Great street photography makes ordinary things look extraordinary. It is the beauty of the small things that often are overlooked in every day life. It is there for everyone to see but only the photographer is able to catch the moment and create art. I live nearby the Rijksmuseum in Amsterdam, so visiting this great museum is something I regularly do. As the museum was packed with tourists the last time I paid the museum a visit, I decided to put my focus on the many visitors instead of the displayed art. Due to the fact that it was so crowded and everybody was taking pictures with their smartphones themselves, I was free to take some pictures of the visitors, something you actually hardly can do anymore these days because everybody is so hyper sensitive for having a picture taken without their strict permission. Looking through the crowd, I saw the three figures on the paintings looking at the three persons sitting in front of it and quickly took a picture. If this is an example of great street photography is for others to decide, but it made me chuckle nevertheless 🙂

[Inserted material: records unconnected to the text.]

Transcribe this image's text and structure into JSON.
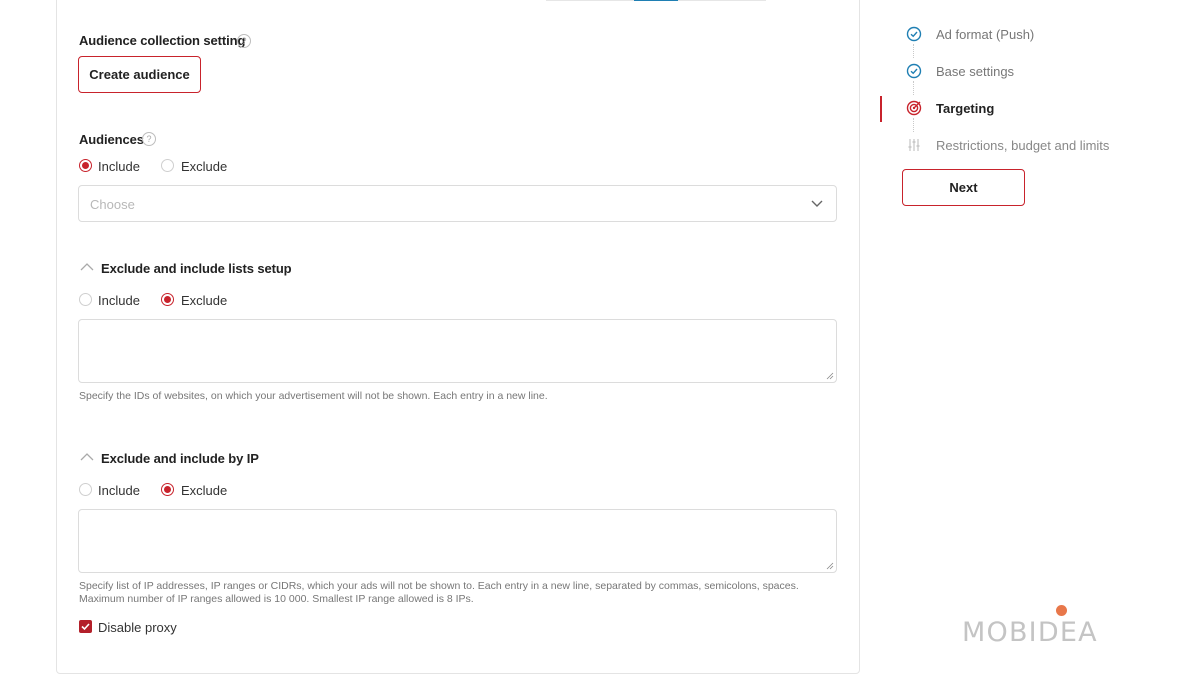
{
  "audience_collection": {
    "title": "Audience collection setting",
    "help_icon": "question-circle-icon",
    "create_button": "Create audience"
  },
  "audiences": {
    "title": "Audiences",
    "help_icon": "question-circle-icon",
    "include_label": "Include",
    "exclude_label": "Exclude",
    "selected": "Include",
    "select_placeholder": "Choose",
    "select_icon": "chevron-down-icon"
  },
  "lists_setup": {
    "title": "Exclude and include lists setup",
    "toggle_icon": "chevron-up-icon",
    "include_label": "Include",
    "exclude_label": "Exclude",
    "selected": "Exclude",
    "textarea_value": "",
    "hint": "Specify the IDs of websites, on which your advertisement will not be shown. Each entry in a new line."
  },
  "ip_setup": {
    "title": "Exclude and include by IP",
    "toggle_icon": "chevron-up-icon",
    "include_label": "Include",
    "exclude_label": "Exclude",
    "selected": "Exclude",
    "textarea_value": "",
    "hint_line1": "Specify list of IP addresses, IP ranges or CIDRs, which your ads will not be shown to. Each entry in a new line, separated by commas, semicolons, spaces.",
    "hint_line2": "Maximum number of IP ranges allowed is 10 000. Smallest IP range allowed is 8 IPs.",
    "disable_proxy_label": "Disable proxy",
    "disable_proxy_checked": true
  },
  "stepper": {
    "steps": [
      {
        "label": "Ad format (Push)",
        "status": "done",
        "icon": "check-circle-icon"
      },
      {
        "label": "Base settings",
        "status": "done",
        "icon": "check-circle-icon"
      },
      {
        "label": "Targeting",
        "status": "active",
        "icon": "target-icon"
      },
      {
        "label": "Restrictions, budget and limits",
        "status": "pending",
        "icon": "sliders-icon"
      }
    ],
    "next_button": "Next"
  },
  "logo": {
    "text": "MOBIDEA"
  },
  "colors": {
    "accent_red": "#c8232c",
    "check_blue": "#1f7fb3",
    "logo_orange": "#e8774a",
    "logo_gray": "#c4c4c4"
  }
}
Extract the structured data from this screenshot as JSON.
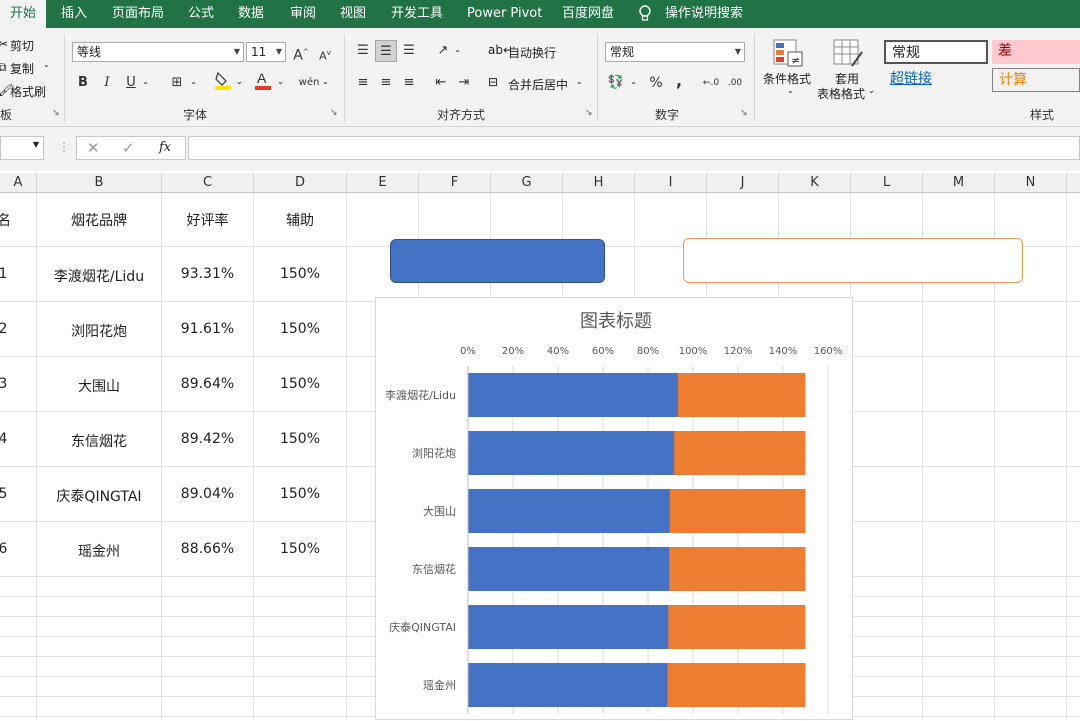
{
  "ribbon": {
    "tabs": [
      "开始",
      "插入",
      "页面布局",
      "公式",
      "数据",
      "审阅",
      "视图",
      "开发工具",
      "Power Pivot",
      "百度网盘"
    ],
    "tell_me": "操作说明搜索",
    "clipboard": {
      "cut": "剪切",
      "copy": "复制",
      "format_painter": "格式刷",
      "group": "板"
    },
    "font": {
      "name": "等线",
      "size": "11",
      "group": "字体",
      "bold": "B",
      "italic": "I",
      "underline": "U",
      "grow": "A",
      "shrink": "A"
    },
    "alignment": {
      "wrap": "自动换行",
      "merge": "合并后居中",
      "group": "对齐方式"
    },
    "number": {
      "format": "常规",
      "percent": "%",
      "comma": ",",
      "group": "数字"
    },
    "styles": {
      "conditional": "条件格式",
      "table_line1": "套用",
      "table_line2": "表格格式",
      "normal": "常规",
      "bad": "差",
      "hyperlink": "超链接",
      "calc": "计算",
      "group": "样式"
    },
    "colors": {
      "accent": "#217346",
      "bad_bg": "#ffc7ce",
      "bad_fg": "#9c0006",
      "calc_fg": "#fa7d00",
      "link": "#0563c1"
    }
  },
  "formula_bar": {
    "cancel": "✕",
    "enter": "✓",
    "fx": "fx",
    "value": ""
  },
  "sheet": {
    "columns": [
      "A",
      "B",
      "C",
      "D",
      "E",
      "F",
      "G",
      "H",
      "I",
      "J",
      "K",
      "L",
      "M",
      "N"
    ],
    "headers": [
      "名",
      "烟花品牌",
      "好评率",
      "辅助"
    ],
    "rows": [
      {
        "rank": "1",
        "brand": "李渡烟花/Lidu",
        "rate": "93.31%",
        "aux": "150%"
      },
      {
        "rank": "2",
        "brand": "浏阳花炮",
        "rate": "91.61%",
        "aux": "150%"
      },
      {
        "rank": "3",
        "brand": "大围山",
        "rate": "89.64%",
        "aux": "150%"
      },
      {
        "rank": "4",
        "brand": "东信烟花",
        "rate": "89.42%",
        "aux": "150%"
      },
      {
        "rank": "5",
        "brand": "庆泰QINGTAI",
        "rate": "89.04%",
        "aux": "150%"
      },
      {
        "rank": "6",
        "brand": "瑶金州",
        "rate": "88.66%",
        "aux": "150%"
      }
    ]
  },
  "chart_data": {
    "type": "bar",
    "title": "图表标题",
    "orientation": "horizontal",
    "categories": [
      "李渡烟花/Lidu",
      "浏阳花炮",
      "大围山",
      "东信烟花",
      "庆泰QINGTAI",
      "瑶金州"
    ],
    "series": [
      {
        "values": [
          93.31,
          91.61,
          89.64,
          89.42,
          89.04,
          88.66
        ],
        "color": "#4472c4"
      },
      {
        "values": [
          150,
          150,
          150,
          150,
          150,
          150
        ],
        "color": "#ed7d31"
      }
    ],
    "xlim": [
      0,
      160
    ],
    "xticks": [
      "0%",
      "20%",
      "40%",
      "60%",
      "80%",
      "100%",
      "120%",
      "140%",
      "160%"
    ],
    "grid": true,
    "legend": "none"
  }
}
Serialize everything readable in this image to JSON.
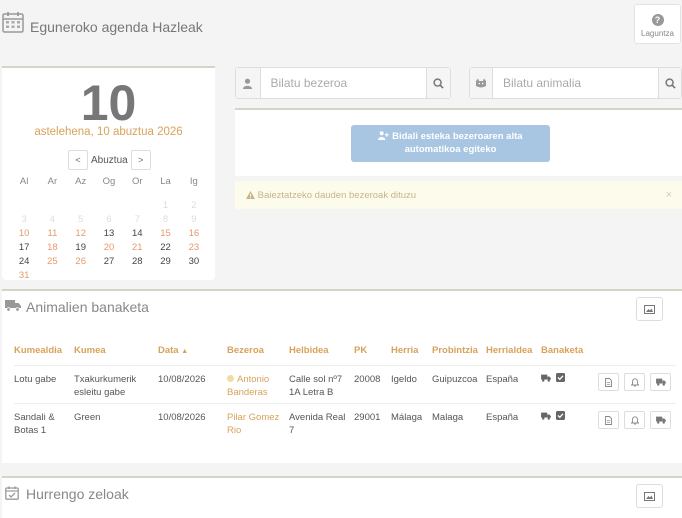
{
  "header": {
    "title": "Eguneroko agenda Hazleak",
    "help_label": "Laguntza"
  },
  "calendar": {
    "day": "10",
    "date_label": "astelehena, 10 abuztua 2026",
    "month": "Abuztua",
    "prev": "<",
    "next": ">",
    "weekdays": [
      "Al",
      "Ar",
      "Az",
      "Og",
      "Or",
      "La",
      "Ig"
    ],
    "weeks": [
      [
        "",
        "",
        "",
        "",
        "",
        "1",
        "2"
      ],
      [
        "3",
        "4",
        "5",
        "6",
        "7",
        "8",
        "9"
      ],
      [
        "10",
        "11",
        "12",
        "13",
        "14",
        "15",
        "16"
      ],
      [
        "17",
        "18",
        "19",
        "20",
        "21",
        "22",
        "23"
      ],
      [
        "24",
        "25",
        "26",
        "27",
        "28",
        "29",
        "30"
      ],
      [
        "31",
        "",
        "",
        "",
        "",
        "",
        ""
      ]
    ]
  },
  "search_client": {
    "placeholder": "Bilatu bezeroa"
  },
  "search_animal": {
    "placeholder": "Bilatu animalia"
  },
  "send_button": {
    "line1": "Bidali esteka bezeroaren alta",
    "line2": "automatikoa egiteko"
  },
  "alert": {
    "text": "Baieztatzeko dauden bezeroak dituzu",
    "close": "×"
  },
  "distribution": {
    "title": "Animalien banaketa",
    "columns": [
      "Kumealdia",
      "Kumea",
      "Data",
      "Bezeroa",
      "Helbidea",
      "PK",
      "Herria",
      "Probintzia",
      "Herrialdea",
      "Banaketa"
    ],
    "sort_indicator": "▲",
    "rows": [
      {
        "kumealdia": [
          "Lotu gabe"
        ],
        "kumea": [
          "Txakurkumerik",
          "esleitu gabe"
        ],
        "data": "10/08/2026",
        "bezeroa": [
          "Antonio",
          "Banderas"
        ],
        "helbidea": [
          "Calle sol nº7",
          "1A Letra B"
        ],
        "pk": "20008",
        "herria": "Igeldo",
        "probintzia": "Guipuzcoa",
        "herrialdea": "España"
      },
      {
        "kumealdia": [
          "Sandali &",
          "Botas 1"
        ],
        "kumea": [
          "Green"
        ],
        "data": "10/08/2026",
        "bezeroa": [
          "Pilar Gomez",
          "Rio"
        ],
        "helbidea": [
          "Avenida Real",
          "7"
        ],
        "pk": "29001",
        "herria": "Málaga",
        "probintzia": "Malaga",
        "herrialdea": "España"
      }
    ]
  },
  "next_heats": {
    "title": "Hurrengo zeloak"
  }
}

I am fortunate to live just a couple of minutes away of the famous Van Gogh Museum. For a lot of tourists, this museum is a must-see when visiting Amsterdam. For a good reason; both the collection as the building are impressive. The only downside of this museum is that it is packed with visitors all-of-the-time.
I like strolling through the city at night and took this picture from outside the Van Gogh Museum. Although in monochrome, it resonates well with one of Van Gogh’s famous quotes:
I often think that the night is more alive and more richly colored than the day.
-Vincent Van Gogh
I recently visited an exposition by Anri Sala in the GEM museum in The Hague. Sala is an Albian artist who has won the Vincent Award (named after Van Gogh and not me obviously….). His work of art contains video art combined with different performances of the Clash’s Should I stay or should I go and a drumkit that drums on its own. It did not particular got my attention, but this scene did. Although its was pitch dark, knowing my camera inside out I quickly grabbed it, set the aperture on the F2,0 and the shutter speed on 1/15 combined with a ISO of 320. By leaning against a wall and having a fairly steady grip, I managed to take this picture. I am quite content with it as it represents the atmosphere of the room perfectly.
This picture is taken at the Boymans Museum with the analog Yashica medium format camera. As you might know, composing with this twin reflex camera is quite demanding as the image in the viewfinder is mirrored. Add to this that I was standing in a public space with the danger of someone walking straight into the composition. I know, one the tricks street photographers use, is waiting for this very thing to happen. They expect someone to complete the picture they have in their head, but that was not the outcome I was pursuing. I was simply struck by the play of all the lines and light on the stairs and tried to capture that. As I have stated before on this site, this museum in Rotterdam is one of my favorites because of its stunning architecture and collection. You can see it in all of its glory in this video. It is narrated in Dutch, but the images speak for themselves! You can see the stairs at the 7:50 mark.
Living in the The Netherlands gives me the opportunity to visit the great city of The Hague and Scheveningen (the latter seemingly very hard to pronounce for non-native speakers of the Dutch language…). One of the gems of The Hague is the Municipal Museum Of The Hague. Designed by Berlage, with Piet Mondriaan one of the most renowned Dutch artists from the De Stijl movement. The art displayed in this museum is beautiful, mesmerizing and enchanting but the building itself is maybe even more stunning. I absolutely adore the design from De Stijl and this building has a lot to offer in this respect. You keep being fascinated by the lines and the use of materials, color and light. You literally walk inside a piece of art, so visiting this museum is double treat!